The Old Testament may be segmented into three divisions: the Law (Torah), which includes the writings of Moses; the Prophets, which contains both history and prophecy; and the Writings, which contain the wisdom and literature of ancient Israel, including the Psalms, the Book of Job, and the Proverbs of Solomon.
The Old Testament is essentially the story of God’s mighty acts in history and his holy character, particularly: the creation of the world (Genesis); his covenant with a special people, the children of Israel (Exodus) who are called to be his witnesses; his passion for justice and righteousness in the earth (the Prophets); and his desire for love and mercy in the nation of Israel and in the world at large (the Proverbs and the Psalms).
The New Testament, revered by Christians--who read it as a fulfillment of and companion volume to the Old Testament--consists of 27 separate books, including four “gospels” (narratives about the life of Jesus Christ), one historical treatise (the Acts of the Apostles), letters written by early Christian leaders to their converts in various locations in Europe and Asia.
The New Testament is essentially the story of the life, death and resurrection of Jesus Christ, whom Christians regard as the unique Son of God and the fulfillment of Jewish prophecies about a coming Messiah. The New Testament also tells the story of the early Christian church and its battle for survival in a hostile environment.

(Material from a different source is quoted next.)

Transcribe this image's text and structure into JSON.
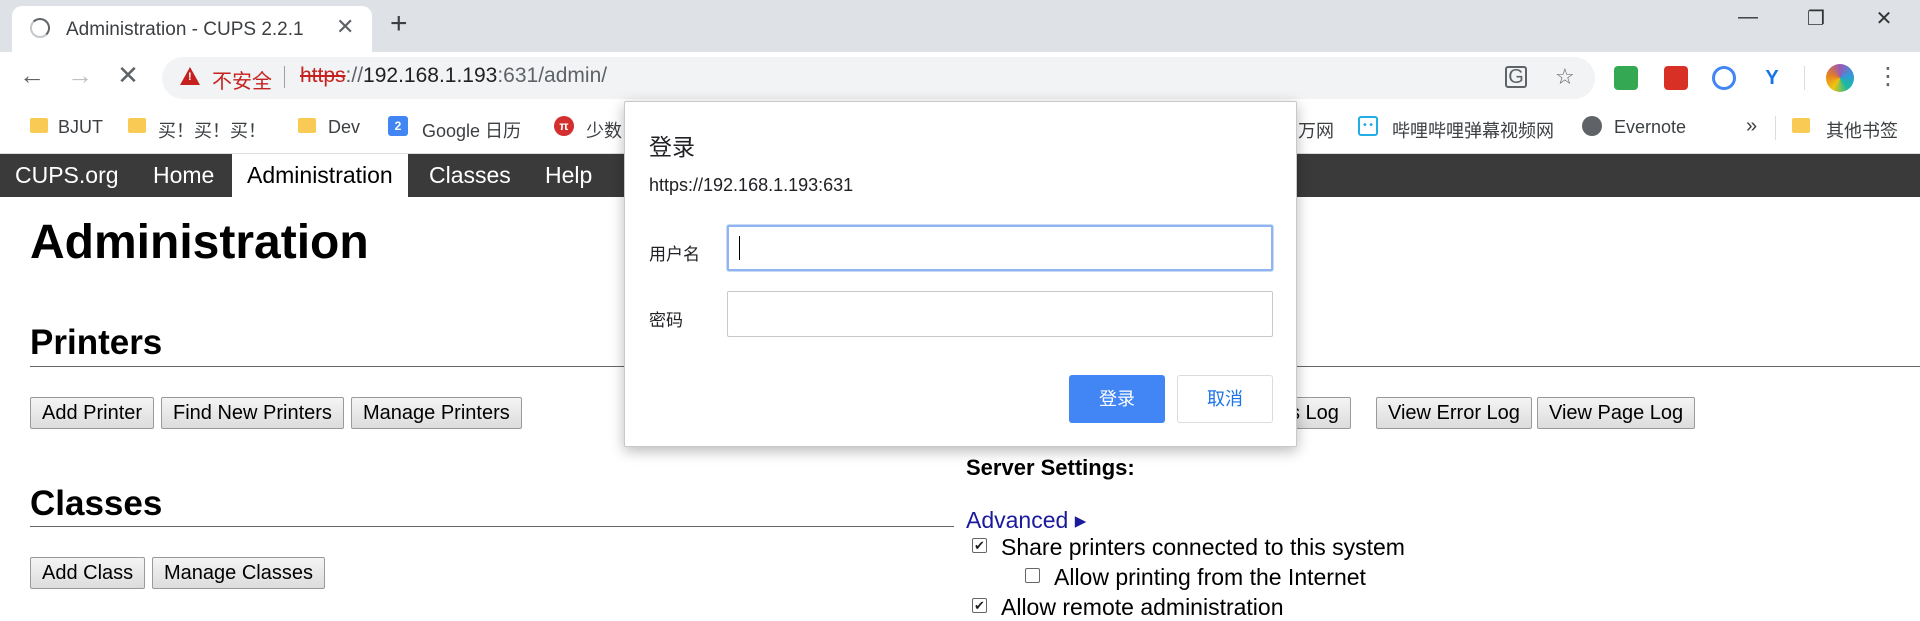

The Bible has represented a reservoir of hope, courage, and inspiration for many centuries of readers, religious and nonreligious, and continues to be a source of light to many seeking a sense of purpose, meaning, and value in their lives.